At least one Petrobras employee was believed to be on the drilling rig involved in the spill and prosecutors want to determine if Petrobras acted according to the law, Estado said.

Prosecutors are already investigating Chevron and Transocean, the owner of the Sedco 706 floating rig involved.

The spill occurred after unexpected pressure from an undersea oil reservoir in the Frade field northeast of Rio de Janeiro damaged the well more than 500 meters below the seabed and caused an estimated 2,400 barrels of oil to seep up through undersea rock and the seabed and into the ocean, Chevron said.

While Petrobras owns a 30 percent stake in the field, Chevron, with a 52 percent stake and the role of operator, has assumed responsibility for the accident and has taken the brunt of criticism for the spill.

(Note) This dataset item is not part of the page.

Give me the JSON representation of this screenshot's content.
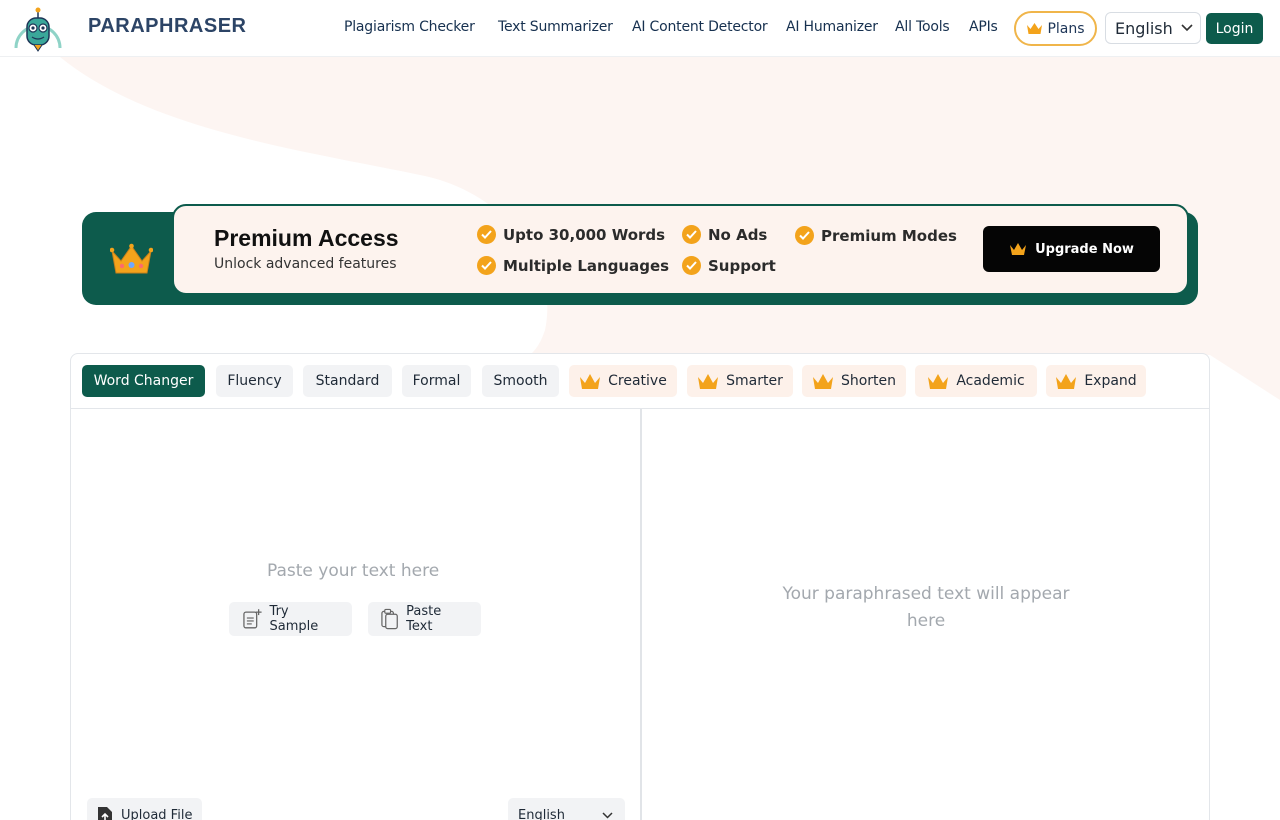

The remaining 18 percent is owned by Frade Japao, a Japanese group. Chevron officials said November 20 that Transocean had no responsibility in the spill. The spill, tiny in comparison to the estimated four-million-barrel Deepwater Horizon spill in the Gulf of Mexico in 2010, has been totally dispersed without coming near Brazil's coast, according to Chevron. The Deepwater Horizon rig was also owned by Transocean.

Before Brazilian courts and environmental agencies, all owners of an oil field or exploration concession are co-responsible for any damages or accidents in their field according to Brazil's oil regulator, the ANP, and Marilda Rosado De Sa Ribeiro, an oil legislation expert at the Rio de Janeiro law firm of Doria, Jacobina, Rosado, Godinho.

At the ANP, though, all regulatory compliance issues are directed at the operator, ANP officials said. Chevron has already been fined $28 million for the spill and faces further fines, the ANP and Brazilian environmental officials said.

A spokeswoman for Petrobras chief executive Jose Sergio Gabrielli declined to comment on the probe or on the Estado report when called by Reuters on Saturday.

A well producing about 10 percent of the 79,000 barrels a day of oil pumped from the field was shut by the country's oil regulator, the ANP said December 1. The closure was the result of Chevron allegedly failing to report the presence of corrosive, sulfur-based gasses in the production stream.

(Writing by Jeb Blount; Editing by Nick Macfie)